Excerpts from an interface dataset
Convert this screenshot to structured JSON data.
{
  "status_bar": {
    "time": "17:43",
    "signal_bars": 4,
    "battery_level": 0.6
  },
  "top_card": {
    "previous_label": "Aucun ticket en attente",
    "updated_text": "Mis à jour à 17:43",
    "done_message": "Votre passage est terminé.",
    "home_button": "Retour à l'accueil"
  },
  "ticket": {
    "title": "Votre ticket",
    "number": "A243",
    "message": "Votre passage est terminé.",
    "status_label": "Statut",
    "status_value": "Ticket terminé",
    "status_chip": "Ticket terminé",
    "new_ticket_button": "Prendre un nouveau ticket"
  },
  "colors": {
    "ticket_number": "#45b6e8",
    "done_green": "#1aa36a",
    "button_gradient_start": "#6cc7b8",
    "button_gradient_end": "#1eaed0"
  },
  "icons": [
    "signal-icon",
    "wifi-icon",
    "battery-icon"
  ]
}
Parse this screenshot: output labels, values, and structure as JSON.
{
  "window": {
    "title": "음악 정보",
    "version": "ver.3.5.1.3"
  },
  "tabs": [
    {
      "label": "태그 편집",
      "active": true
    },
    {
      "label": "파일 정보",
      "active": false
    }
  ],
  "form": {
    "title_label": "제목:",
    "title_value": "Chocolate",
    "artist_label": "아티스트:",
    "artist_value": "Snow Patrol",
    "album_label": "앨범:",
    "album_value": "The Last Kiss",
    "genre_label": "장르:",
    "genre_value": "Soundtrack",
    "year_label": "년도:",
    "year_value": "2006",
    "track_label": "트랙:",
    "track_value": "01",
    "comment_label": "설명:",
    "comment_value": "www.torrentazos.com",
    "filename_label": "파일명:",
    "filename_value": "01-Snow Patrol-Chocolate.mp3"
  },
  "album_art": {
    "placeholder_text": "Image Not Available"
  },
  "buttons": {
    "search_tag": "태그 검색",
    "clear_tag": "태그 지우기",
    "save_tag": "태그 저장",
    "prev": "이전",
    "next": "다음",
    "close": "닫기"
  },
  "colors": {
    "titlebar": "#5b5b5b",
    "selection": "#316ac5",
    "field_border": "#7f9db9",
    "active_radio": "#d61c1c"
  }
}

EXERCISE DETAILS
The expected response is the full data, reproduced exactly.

REPLY TO THE EXERCISE
Convert this screenshot to structured JSON data.
{
  "status_bar": {
    "time": "17:43",
    "signal_bars": 4,
    "battery_level": 0.6
  },
  "top_card": {
    "previous_label": "Aucun ticket en attente",
    "updated_text": "Mis à jour à 17:43",
    "done_message": "Votre passage est terminé.",
    "home_button": "Retour à l'accueil"
  },
  "ticket": {
    "title": "Votre ticket",
    "number": "A243",
    "message": "Votre passage est terminé.",
    "status_label": "Statut",
    "status_value": "Ticket terminé",
    "status_chip": "Ticket terminé",
    "new_ticket_button": "Prendre un nouveau ticket"
  },
  "colors": {
    "ticket_number": "#45b6e8",
    "done_green": "#1aa36a",
    "button_gradient_start": "#6cc7b8",
    "button_gradient_end": "#1eaed0"
  },
  "icons": [
    "signal-icon",
    "wifi-icon",
    "battery-icon"
  ]
}
Parse this screenshot: output labels, values, and structure as JSON.
{
  "window": {
    "title": "음악 정보",
    "version": "ver.3.5.1.3"
  },
  "tabs": [
    {
      "label": "태그 편집",
      "active": true
    },
    {
      "label": "파일 정보",
      "active": false
    }
  ],
  "form": {
    "title_label": "제목:",
    "title_value": "Chocolate",
    "artist_label": "아티스트:",
    "artist_value": "Snow Patrol",
    "album_label": "앨범:",
    "album_value": "The Last Kiss",
    "genre_label": "장르:",
    "genre_value": "Soundtrack",
    "year_label": "년도:",
    "year_value": "2006",
    "track_label": "트랙:",
    "track_value": "01",
    "comment_label": "설명:",
    "comment_value": "www.torrentazos.com",
    "filename_label": "파일명:",
    "filename_value": "01-Snow Patrol-Chocolate.mp3"
  },
  "album_art": {
    "placeholder_text": "Image Not Available"
  },
  "buttons": {
    "search_tag": "태그 검색",
    "clear_tag": "태그 지우기",
    "save_tag": "태그 저장",
    "prev": "이전",
    "next": "다음",
    "close": "닫기"
  },
  "colors": {
    "titlebar": "#5b5b5b",
    "selection": "#316ac5",
    "field_border": "#7f9db9",
    "active_radio": "#d61c1c"
  }
}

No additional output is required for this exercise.